[Records contained in a dataset]
----

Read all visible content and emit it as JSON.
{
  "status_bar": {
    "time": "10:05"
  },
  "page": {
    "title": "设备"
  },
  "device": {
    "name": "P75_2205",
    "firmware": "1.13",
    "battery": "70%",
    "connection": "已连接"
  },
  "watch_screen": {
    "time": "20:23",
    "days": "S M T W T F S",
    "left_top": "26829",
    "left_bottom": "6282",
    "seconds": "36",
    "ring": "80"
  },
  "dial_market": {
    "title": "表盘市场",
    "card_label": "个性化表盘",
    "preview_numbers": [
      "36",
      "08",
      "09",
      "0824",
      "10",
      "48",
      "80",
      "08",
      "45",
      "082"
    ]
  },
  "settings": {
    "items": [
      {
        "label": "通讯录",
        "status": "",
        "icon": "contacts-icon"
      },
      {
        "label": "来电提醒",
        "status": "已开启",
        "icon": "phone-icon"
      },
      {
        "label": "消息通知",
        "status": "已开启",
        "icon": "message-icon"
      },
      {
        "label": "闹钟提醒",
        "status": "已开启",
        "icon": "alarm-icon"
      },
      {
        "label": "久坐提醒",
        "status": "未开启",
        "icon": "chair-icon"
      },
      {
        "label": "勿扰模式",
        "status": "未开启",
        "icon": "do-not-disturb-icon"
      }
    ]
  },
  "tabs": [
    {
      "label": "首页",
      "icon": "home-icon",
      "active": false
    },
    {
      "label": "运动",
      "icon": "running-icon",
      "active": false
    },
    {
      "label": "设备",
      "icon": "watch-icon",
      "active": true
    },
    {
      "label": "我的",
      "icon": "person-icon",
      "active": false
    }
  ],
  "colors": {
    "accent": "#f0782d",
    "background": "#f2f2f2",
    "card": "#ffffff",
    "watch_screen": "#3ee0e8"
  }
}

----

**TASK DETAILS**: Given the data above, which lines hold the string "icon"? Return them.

**SOLUTION BELOW**:
        "icon": "contacts-icon"
        "icon": "phone-icon"
        "icon": "message-icon"
        "icon": "alarm-icon"
        "icon": "chair-icon"
        "icon": "do-not-disturb-icon"
      "icon": "home-icon",
      "icon": "running-icon",
      "icon": "watch-icon",
      "icon": "person-icon",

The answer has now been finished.